Take the cute animated animals away and replace them with live children. How appropriate does that driving seem now?

What this advert is actually telling drivers is the following:

Once there was a stretch of road that all the Clarkson-worshippers thought was ideal for driving along pretending to be that German burd who is so great round the Nürburgring. It had some blind corners and S-bends and the surface wasn’t so great but there weren’t any speed cameras and the police didn’t go there much. There were lots of cute fluffy animals and they had a tendency to wind up flat, squidgy, stinky, entraily pancakes on the tarmac, but who cares about squirrels and bunny rabbits when there’s 500bhp under the bonnet and Golden Earring on the stereo? Then one day the Michelin Man came along and whispered that maybe the next time someone was doing 60mph around a corner with the traction control off it wouldn’t be a rabbit but a stonking great deer with a pair of antlers the size of that rocket car that nearly killed Hamster Hammond, or even a BEAR. But it would be okay if they fitted these special tyres because they’d take a whole 14′ less to stop. That’s a bit more than two Michael Schumachers! No danger of totalling their precious Audi then!

Michelin, giving drivers even more of an excuse to behave like inconsiderate morons.

What drivers SHOULD be told is:

IF YOU CAN’T STOP IN TIME THEN STOP DRIVING LIKE A TOTAL TWUNTSPUD, ARSEHOLE!

Originally published at Singularity. You can comment here or there.

Planet Sam

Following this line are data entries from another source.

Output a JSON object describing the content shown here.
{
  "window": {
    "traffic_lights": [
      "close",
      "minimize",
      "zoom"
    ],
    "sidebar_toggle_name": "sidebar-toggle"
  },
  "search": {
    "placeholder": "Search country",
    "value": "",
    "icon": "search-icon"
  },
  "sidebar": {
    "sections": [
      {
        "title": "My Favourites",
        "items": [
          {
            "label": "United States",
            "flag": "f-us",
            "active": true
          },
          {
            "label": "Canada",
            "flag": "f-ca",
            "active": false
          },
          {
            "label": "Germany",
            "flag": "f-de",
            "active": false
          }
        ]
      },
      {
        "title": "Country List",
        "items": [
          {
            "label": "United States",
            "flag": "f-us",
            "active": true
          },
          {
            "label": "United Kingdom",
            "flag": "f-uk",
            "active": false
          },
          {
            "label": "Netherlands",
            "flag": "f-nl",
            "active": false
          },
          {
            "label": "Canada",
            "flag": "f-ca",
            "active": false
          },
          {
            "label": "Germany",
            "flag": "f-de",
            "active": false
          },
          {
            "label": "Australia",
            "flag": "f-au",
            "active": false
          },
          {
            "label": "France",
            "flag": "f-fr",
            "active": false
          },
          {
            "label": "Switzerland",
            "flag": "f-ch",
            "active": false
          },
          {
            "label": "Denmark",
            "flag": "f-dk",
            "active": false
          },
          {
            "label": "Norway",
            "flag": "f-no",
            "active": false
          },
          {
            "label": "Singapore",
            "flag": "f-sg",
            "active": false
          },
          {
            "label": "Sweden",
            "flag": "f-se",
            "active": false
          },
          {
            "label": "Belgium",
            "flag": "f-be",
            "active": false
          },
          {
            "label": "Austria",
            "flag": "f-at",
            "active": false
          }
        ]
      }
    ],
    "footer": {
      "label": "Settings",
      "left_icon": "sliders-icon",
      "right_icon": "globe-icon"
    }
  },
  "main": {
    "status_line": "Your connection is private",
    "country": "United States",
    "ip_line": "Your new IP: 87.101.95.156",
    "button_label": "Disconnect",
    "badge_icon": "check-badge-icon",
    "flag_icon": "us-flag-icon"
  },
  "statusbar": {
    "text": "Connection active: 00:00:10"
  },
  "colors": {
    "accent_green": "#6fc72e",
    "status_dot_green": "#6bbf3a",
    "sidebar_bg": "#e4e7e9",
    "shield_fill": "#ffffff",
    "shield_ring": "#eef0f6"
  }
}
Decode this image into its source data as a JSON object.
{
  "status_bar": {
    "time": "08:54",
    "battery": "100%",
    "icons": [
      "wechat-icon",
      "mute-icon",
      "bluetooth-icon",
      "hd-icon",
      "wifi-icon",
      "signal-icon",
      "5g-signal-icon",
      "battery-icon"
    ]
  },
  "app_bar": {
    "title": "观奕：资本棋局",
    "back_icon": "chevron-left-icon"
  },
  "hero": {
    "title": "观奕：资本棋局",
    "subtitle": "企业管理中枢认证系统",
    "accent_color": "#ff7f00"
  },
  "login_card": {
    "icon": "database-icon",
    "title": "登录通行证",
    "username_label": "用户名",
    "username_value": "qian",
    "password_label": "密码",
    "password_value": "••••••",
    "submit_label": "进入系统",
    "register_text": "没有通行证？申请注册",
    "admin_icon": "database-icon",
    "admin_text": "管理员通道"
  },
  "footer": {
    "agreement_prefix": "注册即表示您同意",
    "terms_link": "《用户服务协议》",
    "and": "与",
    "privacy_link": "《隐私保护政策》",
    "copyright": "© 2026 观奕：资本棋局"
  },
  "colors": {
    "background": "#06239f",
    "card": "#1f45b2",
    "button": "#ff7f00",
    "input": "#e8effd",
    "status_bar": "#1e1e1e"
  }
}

Oct. 30th, 2010 04:34 pm
feathersandfractals: Tank Girl describes ninjas (ninja)
I’m known to friends for my somewhat literal approach to advertisements. The commercial breaks in TV shows are more likely to provoke a furious reaction than the programme they interrupt. Here on Planet Sam, advertisements are a confusing brantub of mixed messages, inappropriate metaphor and plotlines that evidently haven’t been thought through properly.

I mean, really. Would you buy a stop smoking product that causes you to hallucinate giant cigarettes to the point of attacking them with a frozen chicken? Would you really want to buy a pair of running shoes that came with live scorpions inside?

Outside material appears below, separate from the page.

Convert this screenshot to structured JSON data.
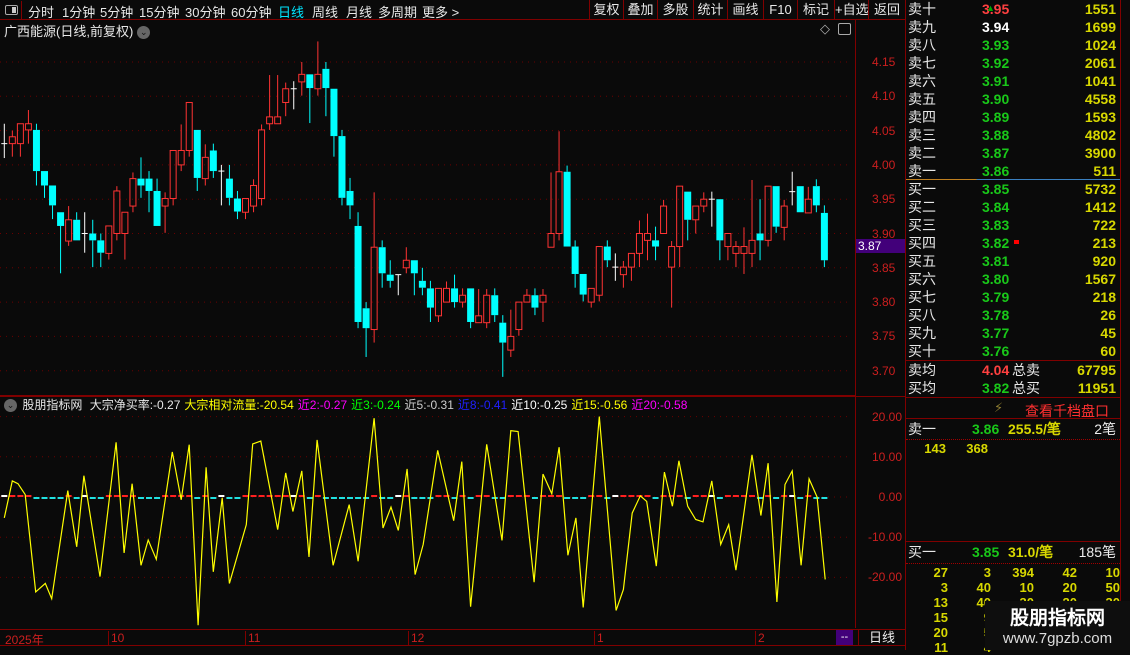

So here’s my new project. TV ads as seen from Planet Sam, or Why I’m not the target market.

I’m going to start with one that is straightforward rant fodder. The Dulux Paintpod Compact Let’s Colour Campaign.

I shouldn’t have to point out how stupid this is as a piece of 21st century advertising. Mattel has a Barbie campaign that is admirable in telling little girls they can be whatever the hell they want to be, and I actually like the fact that this includes a ballerina. Because the freedom to be a fighter pilot or a policewoman or a surgeon or a bomb disposal expert should never get in the way of those girls who wish to dance.

So what if the baby turned out to be a girl? Is Dulux seriously telling us that their company is so stuck in sexist stereotyping that a failure to predict the sex of an unborn child correctly is a good reason for buying one of their products? A girl can become a footballer. A boy can become a dancer.

Frankly I think both pink and blue are horrible colours for a room, and that’s not just the synaesthesia talking. Blue is too cold a colour, and shading everything like that makes the room smaller and less inviting. The pink room is like being shoved into a vat of rendered animal protein before it’s turned into twizzlers.

What this advert says, on Planet Sam, is that the Dulux Compact Paintpod is the ideal product for those trapped in sexist stereotyping who have the aesthetic taste of an inebriated chicken.

That’s a market to which I can happily claim not to belong.

Originally published at Singularity. You can comment here or there.

Profile

feathersandfractals: Leeloo Dallas, Multipass (Default)
feathersandfractals

June 2015

S M T W T F S
 123456
78910111213
14151617181920
21222324252627
282930    

Syndicate

RSS Atom

Most Popular Tags

Style Credit

Expand Cut Tags

No cut tags
Page generated Sep. 25th, 2017 06:09 am
Powered by Dreamwidth Studios